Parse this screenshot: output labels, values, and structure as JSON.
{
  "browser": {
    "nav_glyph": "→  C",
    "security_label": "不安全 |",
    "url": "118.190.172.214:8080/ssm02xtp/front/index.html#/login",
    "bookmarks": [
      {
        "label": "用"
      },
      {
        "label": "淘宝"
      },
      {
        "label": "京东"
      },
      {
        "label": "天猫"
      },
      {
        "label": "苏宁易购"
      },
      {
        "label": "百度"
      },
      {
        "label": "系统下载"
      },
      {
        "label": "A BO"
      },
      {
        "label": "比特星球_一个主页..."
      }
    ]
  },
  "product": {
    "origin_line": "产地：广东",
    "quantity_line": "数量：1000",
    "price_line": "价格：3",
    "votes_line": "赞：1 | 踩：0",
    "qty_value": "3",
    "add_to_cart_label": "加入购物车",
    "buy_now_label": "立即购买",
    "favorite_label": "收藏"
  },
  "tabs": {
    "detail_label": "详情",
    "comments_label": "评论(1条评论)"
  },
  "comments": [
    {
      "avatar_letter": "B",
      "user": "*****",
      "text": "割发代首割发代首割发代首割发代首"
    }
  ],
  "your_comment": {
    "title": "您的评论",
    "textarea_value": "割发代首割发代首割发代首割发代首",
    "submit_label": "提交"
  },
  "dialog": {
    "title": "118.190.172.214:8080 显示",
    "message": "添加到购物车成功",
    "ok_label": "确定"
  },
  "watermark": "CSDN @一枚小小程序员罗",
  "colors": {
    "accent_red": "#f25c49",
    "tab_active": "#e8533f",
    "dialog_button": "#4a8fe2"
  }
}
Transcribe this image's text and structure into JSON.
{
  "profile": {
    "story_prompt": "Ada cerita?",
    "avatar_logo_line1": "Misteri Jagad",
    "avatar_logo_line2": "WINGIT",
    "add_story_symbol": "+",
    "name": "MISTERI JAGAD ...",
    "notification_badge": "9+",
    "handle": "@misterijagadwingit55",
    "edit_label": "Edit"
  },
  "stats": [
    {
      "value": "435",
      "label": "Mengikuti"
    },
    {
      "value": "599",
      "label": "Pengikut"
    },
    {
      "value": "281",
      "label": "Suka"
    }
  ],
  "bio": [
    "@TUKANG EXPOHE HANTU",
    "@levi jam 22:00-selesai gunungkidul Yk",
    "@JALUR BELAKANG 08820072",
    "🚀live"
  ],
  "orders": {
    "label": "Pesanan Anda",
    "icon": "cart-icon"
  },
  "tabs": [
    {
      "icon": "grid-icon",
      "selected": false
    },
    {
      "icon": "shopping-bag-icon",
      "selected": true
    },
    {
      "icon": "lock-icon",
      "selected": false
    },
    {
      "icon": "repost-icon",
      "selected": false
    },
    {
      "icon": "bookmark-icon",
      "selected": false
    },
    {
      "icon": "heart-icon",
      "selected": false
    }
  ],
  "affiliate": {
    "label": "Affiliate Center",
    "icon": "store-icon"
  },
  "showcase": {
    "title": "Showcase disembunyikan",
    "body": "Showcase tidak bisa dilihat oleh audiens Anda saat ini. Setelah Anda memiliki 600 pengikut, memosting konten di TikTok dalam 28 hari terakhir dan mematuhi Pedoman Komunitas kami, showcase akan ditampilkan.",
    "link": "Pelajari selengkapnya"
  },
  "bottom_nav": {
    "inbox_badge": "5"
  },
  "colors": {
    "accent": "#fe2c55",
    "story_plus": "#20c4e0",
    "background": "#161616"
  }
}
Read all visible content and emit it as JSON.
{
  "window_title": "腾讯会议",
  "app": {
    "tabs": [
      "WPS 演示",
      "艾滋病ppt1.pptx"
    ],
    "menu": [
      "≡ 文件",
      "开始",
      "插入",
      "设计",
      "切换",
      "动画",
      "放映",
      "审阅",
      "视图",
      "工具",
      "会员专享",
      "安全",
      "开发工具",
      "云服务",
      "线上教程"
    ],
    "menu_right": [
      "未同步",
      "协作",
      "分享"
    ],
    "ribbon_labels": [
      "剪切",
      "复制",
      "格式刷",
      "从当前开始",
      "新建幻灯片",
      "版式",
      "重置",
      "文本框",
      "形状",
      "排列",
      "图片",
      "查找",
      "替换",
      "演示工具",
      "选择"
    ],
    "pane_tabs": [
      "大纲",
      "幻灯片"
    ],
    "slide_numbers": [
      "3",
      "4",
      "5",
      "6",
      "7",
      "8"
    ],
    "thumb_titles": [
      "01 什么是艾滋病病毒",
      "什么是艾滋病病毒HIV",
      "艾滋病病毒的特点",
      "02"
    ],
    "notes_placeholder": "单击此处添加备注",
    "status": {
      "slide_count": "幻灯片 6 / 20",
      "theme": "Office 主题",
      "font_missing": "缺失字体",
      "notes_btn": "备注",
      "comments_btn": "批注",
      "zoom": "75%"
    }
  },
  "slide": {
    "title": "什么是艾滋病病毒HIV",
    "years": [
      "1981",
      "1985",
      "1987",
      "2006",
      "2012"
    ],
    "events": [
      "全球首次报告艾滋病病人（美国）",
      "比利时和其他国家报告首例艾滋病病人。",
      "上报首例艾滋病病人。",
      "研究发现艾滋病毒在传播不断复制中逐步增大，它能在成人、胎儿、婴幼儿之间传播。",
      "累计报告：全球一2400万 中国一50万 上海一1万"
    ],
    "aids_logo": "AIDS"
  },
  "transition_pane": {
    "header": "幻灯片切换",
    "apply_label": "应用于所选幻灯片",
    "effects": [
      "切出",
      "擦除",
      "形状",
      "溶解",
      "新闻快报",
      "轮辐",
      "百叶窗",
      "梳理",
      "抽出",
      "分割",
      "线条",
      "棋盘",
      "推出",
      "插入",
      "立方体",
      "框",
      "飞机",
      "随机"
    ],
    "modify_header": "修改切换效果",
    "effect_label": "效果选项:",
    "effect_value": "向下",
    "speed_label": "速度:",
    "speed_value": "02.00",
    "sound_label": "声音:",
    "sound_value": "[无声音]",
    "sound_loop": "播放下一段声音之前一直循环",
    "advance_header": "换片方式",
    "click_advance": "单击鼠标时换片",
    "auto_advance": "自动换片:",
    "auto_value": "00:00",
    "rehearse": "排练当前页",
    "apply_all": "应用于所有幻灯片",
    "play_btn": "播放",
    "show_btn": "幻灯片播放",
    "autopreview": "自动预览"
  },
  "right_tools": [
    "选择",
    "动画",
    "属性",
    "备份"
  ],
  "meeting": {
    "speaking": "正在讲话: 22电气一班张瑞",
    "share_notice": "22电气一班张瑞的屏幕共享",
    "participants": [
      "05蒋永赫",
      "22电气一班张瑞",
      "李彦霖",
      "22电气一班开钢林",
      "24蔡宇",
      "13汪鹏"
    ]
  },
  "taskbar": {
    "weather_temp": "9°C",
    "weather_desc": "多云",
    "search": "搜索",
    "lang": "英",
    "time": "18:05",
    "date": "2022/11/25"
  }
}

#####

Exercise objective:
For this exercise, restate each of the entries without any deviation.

Answer space:
Parse this screenshot: output labels, values, and structure as JSON.
{
  "browser": {
    "nav_glyph": "→  C",
    "security_label": "不安全 |",
    "url": "118.190.172.214:8080/ssm02xtp/front/index.html#/login",
    "bookmarks": [
      {
        "label": "用"
      },
      {
        "label": "淘宝"
      },
      {
        "label": "京东"
      },
      {
        "label": "天猫"
      },
      {
        "label": "苏宁易购"
      },
      {
        "label": "百度"
      },
      {
        "label": "系统下载"
      },
      {
        "label": "A BO"
      },
      {
        "label": "比特星球_一个主页..."
      }
    ]
  },
  "product": {
    "origin_line": "产地：广东",
    "quantity_line": "数量：1000",
    "price_line": "价格：3",
    "votes_line": "赞：1 | 踩：0",
    "qty_value": "3",
    "add_to_cart_label": "加入购物车",
    "buy_now_label": "立即购买",
    "favorite_label": "收藏"
  },
  "tabs": {
    "detail_label": "详情",
    "comments_label": "评论(1条评论)"
  },
  "comments": [
    {
      "avatar_letter": "B",
      "user": "*****",
      "text": "割发代首割发代首割发代首割发代首"
    }
  ],
  "your_comment": {
    "title": "您的评论",
    "textarea_value": "割发代首割发代首割发代首割发代首",
    "submit_label": "提交"
  },
  "dialog": {
    "title": "118.190.172.214:8080 显示",
    "message": "添加到购物车成功",
    "ok_label": "确定"
  },
  "watermark": "CSDN @一枚小小程序员罗",
  "colors": {
    "accent_red": "#f25c49",
    "tab_active": "#e8533f",
    "dialog_button": "#4a8fe2"
  }
}
Transcribe this image's text and structure into JSON.
{
  "profile": {
    "story_prompt": "Ada cerita?",
    "avatar_logo_line1": "Misteri Jagad",
    "avatar_logo_line2": "WINGIT",
    "add_story_symbol": "+",
    "name": "MISTERI JAGAD ...",
    "notification_badge": "9+",
    "handle": "@misterijagadwingit55",
    "edit_label": "Edit"
  },
  "stats": [
    {
      "value": "435",
      "label": "Mengikuti"
    },
    {
      "value": "599",
      "label": "Pengikut"
    },
    {
      "value": "281",
      "label": "Suka"
    }
  ],
  "bio": [
    "@TUKANG EXPOHE HANTU",
    "@levi jam 22:00-selesai gunungkidul Yk",
    "@JALUR BELAKANG 08820072",
    "🚀live"
  ],
  "orders": {
    "label": "Pesanan Anda",
    "icon": "cart-icon"
  },
  "tabs": [
    {
      "icon": "grid-icon",
      "selected": false
    },
    {
      "icon": "shopping-bag-icon",
      "selected": true
    },
    {
      "icon": "lock-icon",
      "selected": false
    },
    {
      "icon": "repost-icon",
      "selected": false
    },
    {
      "icon": "bookmark-icon",
      "selected": false
    },
    {
      "icon": "heart-icon",
      "selected": false
    }
  ],
  "affiliate": {
    "label": "Affiliate Center",
    "icon": "store-icon"
  },
  "showcase": {
    "title": "Showcase disembunyikan",
    "body": "Showcase tidak bisa dilihat oleh audiens Anda saat ini. Setelah Anda memiliki 600 pengikut, memosting konten di TikTok dalam 28 hari terakhir dan mematuhi Pedoman Komunitas kami, showcase akan ditampilkan.",
    "link": "Pelajari selengkapnya"
  },
  "bottom_nav": {
    "inbox_badge": "5"
  },
  "colors": {
    "accent": "#fe2c55",
    "story_plus": "#20c4e0",
    "background": "#161616"
  }
}
Read all visible content and emit it as JSON.
{
  "window_title": "腾讯会议",
  "app": {
    "tabs": [
      "WPS 演示",
      "艾滋病ppt1.pptx"
    ],
    "menu": [
      "≡ 文件",
      "开始",
      "插入",
      "设计",
      "切换",
      "动画",
      "放映",
      "审阅",
      "视图",
      "工具",
      "会员专享",
      "安全",
      "开发工具",
      "云服务",
      "线上教程"
    ],
    "menu_right": [
      "未同步",
      "协作",
      "分享"
    ],
    "ribbon_labels": [
      "剪切",
      "复制",
      "格式刷",
      "从当前开始",
      "新建幻灯片",
      "版式",
      "重置",
      "文本框",
      "形状",
      "排列",
      "图片",
      "查找",
      "替换",
      "演示工具",
      "选择"
    ],
    "pane_tabs": [
      "大纲",
      "幻灯片"
    ],
    "slide_numbers": [
      "3",
      "4",
      "5",
      "6",
      "7",
      "8"
    ],
    "thumb_titles": [
      "01 什么是艾滋病病毒",
      "什么是艾滋病病毒HIV",
      "艾滋病病毒的特点",
      "02"
    ],
    "notes_placeholder": "单击此处添加备注",
    "status": {
      "slide_count": "幻灯片 6 / 20",
      "theme": "Office 主题",
      "font_missing": "缺失字体",
      "notes_btn": "备注",
      "comments_btn": "批注",
      "zoom": "75%"
    }
  },
  "slide": {
    "title": "什么是艾滋病病毒HIV",
    "years": [
      "1981",
      "1985",
      "1987",
      "2006",
      "2012"
    ],
    "events": [
      "全球首次报告艾滋病病人（美国）",
      "比利时和其他国家报告首例艾滋病病人。",
      "上报首例艾滋病病人。",
      "研究发现艾滋病毒在传播不断复制中逐步增大，它能在成人、胎儿、婴幼儿之间传播。",
      "累计报告：全球一2400万 中国一50万 上海一1万"
    ],
    "aids_logo": "AIDS"
  },
  "transition_pane": {
    "header": "幻灯片切换",
    "apply_label": "应用于所选幻灯片",
    "effects": [
      "切出",
      "擦除",
      "形状",
      "溶解",
      "新闻快报",
      "轮辐",
      "百叶窗",
      "梳理",
      "抽出",
      "分割",
      "线条",
      "棋盘",
      "推出",
      "插入",
      "立方体",
      "框",
      "飞机",
      "随机"
    ],
    "modify_header": "修改切换效果",
    "effect_label": "效果选项:",
    "effect_value": "向下",
    "speed_label": "速度:",
    "speed_value": "02.00",
    "sound_label": "声音:",
    "sound_value": "[无声音]",
    "sound_loop": "播放下一段声音之前一直循环",
    "advance_header": "换片方式",
    "click_advance": "单击鼠标时换片",
    "auto_advance": "自动换片:",
    "auto_value": "00:00",
    "rehearse": "排练当前页",
    "apply_all": "应用于所有幻灯片",
    "play_btn": "播放",
    "show_btn": "幻灯片播放",
    "autopreview": "自动预览"
  },
  "right_tools": [
    "选择",
    "动画",
    "属性",
    "备份"
  ],
  "meeting": {
    "speaking": "正在讲话: 22电气一班张瑞",
    "share_notice": "22电气一班张瑞的屏幕共享",
    "participants": [
      "05蒋永赫",
      "22电气一班张瑞",
      "李彦霖",
      "22电气一班开钢林",
      "24蔡宇",
      "13汪鹏"
    ]
  },
  "taskbar": {
    "weather_temp": "9°C",
    "weather_desc": "多云",
    "search": "搜索",
    "lang": "英",
    "time": "18:05",
    "date": "2022/11/25"
  }
}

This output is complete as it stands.